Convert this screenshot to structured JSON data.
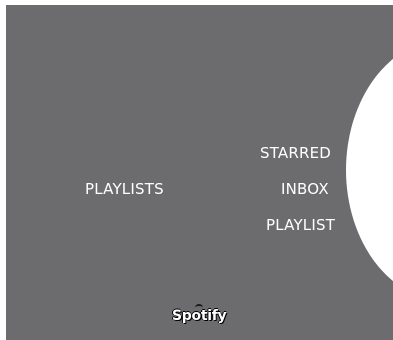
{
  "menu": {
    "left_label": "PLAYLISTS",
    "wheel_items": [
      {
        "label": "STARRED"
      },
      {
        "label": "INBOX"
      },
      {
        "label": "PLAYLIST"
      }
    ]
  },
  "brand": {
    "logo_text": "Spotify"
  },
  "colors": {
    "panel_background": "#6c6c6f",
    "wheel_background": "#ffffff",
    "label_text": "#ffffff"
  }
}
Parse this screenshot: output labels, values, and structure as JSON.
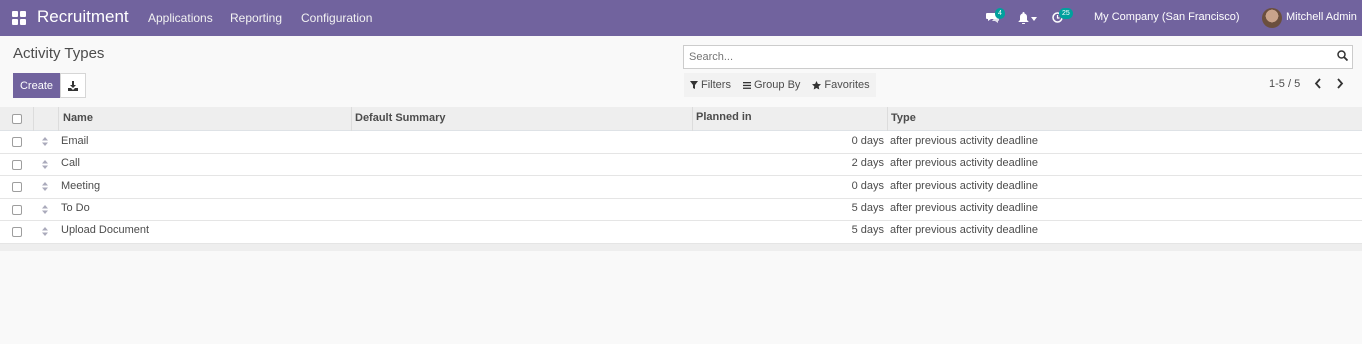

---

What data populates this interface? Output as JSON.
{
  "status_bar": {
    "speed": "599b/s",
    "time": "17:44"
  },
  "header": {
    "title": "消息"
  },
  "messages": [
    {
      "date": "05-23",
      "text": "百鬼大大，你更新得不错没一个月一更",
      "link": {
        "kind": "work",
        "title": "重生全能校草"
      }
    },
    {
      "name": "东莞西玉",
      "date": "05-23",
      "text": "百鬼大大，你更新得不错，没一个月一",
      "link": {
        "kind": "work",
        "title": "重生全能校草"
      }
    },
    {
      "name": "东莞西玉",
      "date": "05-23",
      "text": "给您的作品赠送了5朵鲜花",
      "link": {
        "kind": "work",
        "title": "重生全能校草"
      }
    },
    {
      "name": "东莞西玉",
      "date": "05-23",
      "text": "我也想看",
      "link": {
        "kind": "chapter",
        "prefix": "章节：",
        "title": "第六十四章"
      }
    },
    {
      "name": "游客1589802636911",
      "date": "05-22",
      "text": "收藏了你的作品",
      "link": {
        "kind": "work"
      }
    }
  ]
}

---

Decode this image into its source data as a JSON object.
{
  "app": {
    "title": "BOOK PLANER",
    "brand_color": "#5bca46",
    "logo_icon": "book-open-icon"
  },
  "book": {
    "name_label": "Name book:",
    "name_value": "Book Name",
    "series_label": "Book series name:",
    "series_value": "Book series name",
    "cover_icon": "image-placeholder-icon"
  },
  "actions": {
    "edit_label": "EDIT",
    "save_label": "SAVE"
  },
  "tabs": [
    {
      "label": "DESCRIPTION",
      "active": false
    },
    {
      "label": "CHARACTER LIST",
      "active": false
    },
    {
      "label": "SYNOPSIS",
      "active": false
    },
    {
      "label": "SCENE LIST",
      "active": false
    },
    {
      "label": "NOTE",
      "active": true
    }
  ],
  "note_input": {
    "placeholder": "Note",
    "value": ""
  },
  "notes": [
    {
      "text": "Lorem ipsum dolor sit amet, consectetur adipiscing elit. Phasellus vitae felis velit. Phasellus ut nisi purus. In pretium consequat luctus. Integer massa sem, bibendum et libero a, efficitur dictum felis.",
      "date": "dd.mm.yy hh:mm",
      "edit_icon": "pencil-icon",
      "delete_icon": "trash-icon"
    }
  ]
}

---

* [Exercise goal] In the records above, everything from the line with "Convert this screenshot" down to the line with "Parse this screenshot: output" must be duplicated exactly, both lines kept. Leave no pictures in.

* [Result]
Convert this screenshot to structured JSON data.
{
  "menu": {
    "left_label": "PLAYLISTS",
    "wheel_items": [
      {
        "label": "STARRED"
      },
      {
        "label": "INBOX"
      },
      {
        "label": "PLAYLIST"
      }
    ]
  },
  "brand": {
    "logo_text": "Spotify"
  },
  "colors": {
    "panel_background": "#6c6c6f",
    "wheel_background": "#ffffff",
    "label_text": "#ffffff"
  }
}
Parse this screenshot: output labels, values, and structure as JSON.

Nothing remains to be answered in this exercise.